What is scanxiety?
So, I have to go for a check-up and scan next Wednesday, 11 May (our wedding anniversary, on top of everything!), I thought I’d grab the opportunity to talk about “scanxiety”. These are the anxious feelings that start sneaking upon us days before we have to go for an important meeting with our consultants.
I know that this doesn’t “only” apply to oncology patients but to anybody who has to go for (hopefully) routine check-ups, blood tests, or other investigations.
In my case, this involves dilating my eye, taking pictures, doing an ocular CT scan (which I try to limit as much as possible), and, of course, letting my consultant have a detailed look at the eye and its environment. Here’s a pic of my eye back in 2012.
Please scroll quickly across it if you’re in any way a bit sensitive! I picked one of the nicer looking ones… if you check out my talk I did for the Metabolic Health Summit in 2017, you see much scarier pics…
The dark shadow is the melanoma (you see how incredibly close it is to the optic nerve), which is more like a necrotic mass than an active tumour now- thank goodness.
Fear of recurrence?
What causes my scanxiety is not so much the fear of a relapse anymore. Although don’t get me wrong, it’s an emotion that is hard to eliminate. One mantra that works for me when this thought and its associated emotions come up, is to reassure my mind with this: “I am doing everything within my power, knowledge and circumstances I can to keep myself well.

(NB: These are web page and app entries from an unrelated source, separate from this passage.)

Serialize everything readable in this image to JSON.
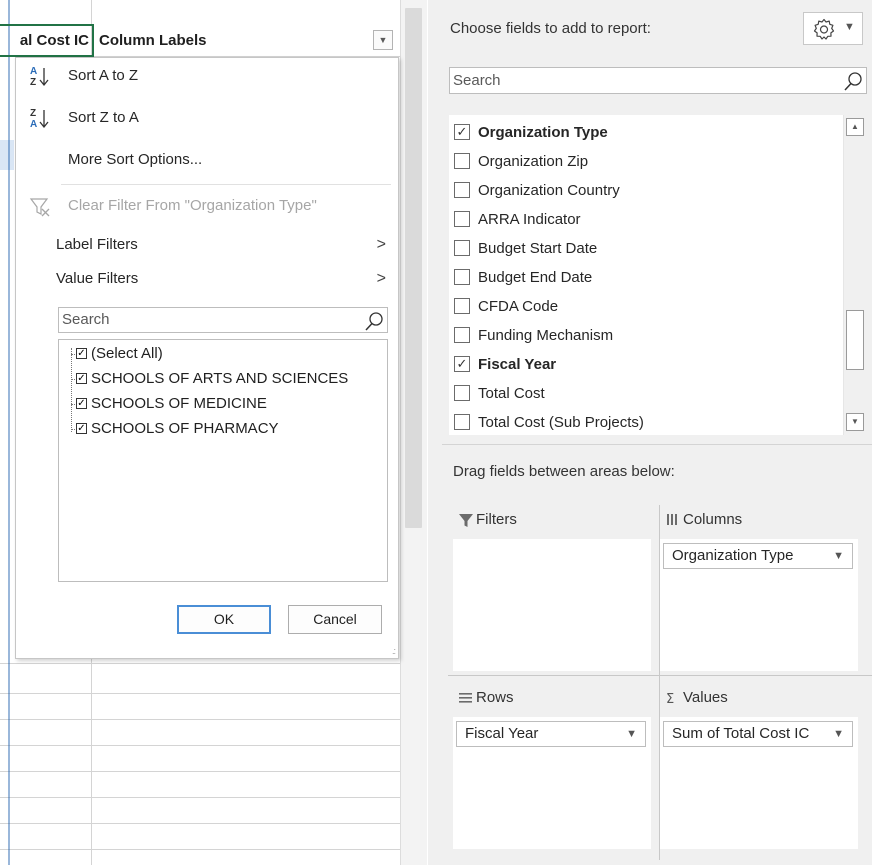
{
  "sheet": {
    "header_left": "al Cost IC",
    "header_right": "Column Labels"
  },
  "filter_menu": {
    "sort_az": "Sort A to Z",
    "sort_za": "Sort Z to A",
    "more_sort": "More Sort Options...",
    "clear_filter": "Clear Filter From \"Organization Type\"",
    "label_filters": "Label Filters",
    "value_filters": "Value Filters",
    "search_placeholder": "Search",
    "items": [
      {
        "label": "(Select All)",
        "checked": true
      },
      {
        "label": "SCHOOLS OF ARTS AND SCIENCES",
        "checked": true
      },
      {
        "label": "SCHOOLS OF MEDICINE",
        "checked": true
      },
      {
        "label": "SCHOOLS OF PHARMACY",
        "checked": true
      }
    ],
    "ok": "OK",
    "cancel": "Cancel"
  },
  "field_pane": {
    "title": "Choose fields to add to report:",
    "search_placeholder": "Search",
    "fields": [
      {
        "label": "Organization Type",
        "checked": true
      },
      {
        "label": "Organization Zip",
        "checked": false
      },
      {
        "label": "Organization Country",
        "checked": false
      },
      {
        "label": "ARRA Indicator",
        "checked": false
      },
      {
        "label": "Budget Start Date",
        "checked": false
      },
      {
        "label": "Budget End Date",
        "checked": false
      },
      {
        "label": "CFDA Code",
        "checked": false
      },
      {
        "label": "Funding Mechanism",
        "checked": false
      },
      {
        "label": "Fiscal Year",
        "checked": true
      },
      {
        "label": "Total Cost",
        "checked": false
      },
      {
        "label": "Total Cost (Sub Projects)",
        "checked": false
      }
    ],
    "drag_text": "Drag fields between areas below:",
    "areas": {
      "filters": {
        "title": "Filters",
        "item": ""
      },
      "columns": {
        "title": "Columns",
        "item": "Organization Type"
      },
      "rows": {
        "title": "Rows",
        "item": "Fiscal Year"
      },
      "values": {
        "title": "Values",
        "item": "Sum of Total Cost IC"
      }
    }
  },
  "icons": {
    "gear": "gear-icon",
    "search": "search-icon",
    "sort_az": "sort-ascending-icon",
    "sort_za": "sort-descending-icon",
    "clear_filter": "clear-filter-icon",
    "filters": "filter-funnel-icon",
    "columns": "columns-icon",
    "rows": "rows-icon",
    "values": "sigma-icon"
  },
  "colors": {
    "active_cell_border": "#217346",
    "ok_button_border": "#4a8ed6",
    "pane_background": "#f0f0f0"
  }
}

I now hand over everything that is not in my command to [insert- the universe, God, a higher power, etc].”
But, goodness knows, most of us have been through enough in the last 2 years to put serious pressure on our bodies and minds. In my case, it involved
- dealing with my daughter’s debilitating anxiety brought on by lockdown,
- my husband losing his livelihood (he’s a gifted storyteller, self-employed and very reliant on tourism),
- me having to step up work-wise while finishing my Master’s degree and, of course,
- dealing with all the emotions, pressure, psychological effects and more that were caused by the pandemic.
What I’m most worried about
What I probably fear most is
- the fact that I haven’t had an eye exam by my consultant for 2.5 years… due to Covid, I wasn’t a priority (and rightly so- many diabetic patients undoubtedly needed care more than I do),
- going back to the place (the hospital) that I associate with so much pain, uncertainty, doubt, mistakes made and many other emotions that I’d rather not have reactivated,
- having to re-iterate (for the x-th time) that no, I don’t want surgery to remove my cataracts, that I’m happy with my vision (that was expected to have disappeared by 2012 anyway) and that my eye has been through enough already,
- probably also hearing the uncomfortable truth that I need to reduce my screen time, i.e. make drastic changes to my work schedule!
My “hacks” to deal with anxiety before scans
So, what do I do about it? There are many tools that can be employed but here are a few that I’m particularly fond of:
- In the early days, my consultant was very fond of giving me the “worst-case” scenarios at every check-up. I’m aware that the medical profession has a certain (legal) obligation to be realistic, but I always found it utterly upsetting and frustrating. So, to protect myself, I imagined turning into an armadillo. These small and very brave animals have a natural armour that they roll themselves into when they’ve under threat. Somehow it always helped and made me smile inward 🙂
- Journaling. Actually, writing this blog post and openly sharing my fears also helps and reminds me that millions of people are in the exact same situation as me. The power of common humanity!
- Planning the day of my hospital visit (this might be obvious to some of you, but I’m not a planner in general) and, most importantly, organising something nice for afterwards. Meeting a friend, going for a massage or hairdresser, a nice meal- you name it
- Distracting myself but not stressing the day before: I usually make sure the day before is filled with- more or less pleasant- activities that keep me from constantly thinking of my visit. This doesn’t mean being stressed- I always carve out time for just sitting with my thoughts, feeling the feelings but then keeping them from taking over the day (i.e. gently sending them away when they keep knocking on my door- a bit like an unwanted door-to-door sales rep ;))
- If possible, ask for an early morning appointment. For the simple reason of getting the meeting out of the way!
- Use your breath: 4-7-8 breathing or similar can calm the nervous system. I’m “useless” at meditation around my scans but prefer guided breathwork that takes me out of my head and into my body.
- Last but certainly not least, Emotional Freedom Technique (my favourite practitioner is Grainne O’Neill, who has been of such tremendous support to many of my clients) is also a fantastic tool I employ for this. Acknowledging all my emotions in an active way and practising acceptance is often more useful than any of the above!
I hope that any of you reading this and having to go for scans on a regular basis have received some inspiration and reassurance. The reassurance that you’re not alone, that your feelings, worries and concerns are completely warranted, especially if you’ve been recently diagnosed.
Imagine- I’ve been doing these visits every 6 months (pre-Covid) for 12 years and still feel like it’s a really big deal– and I’m completely okay with this.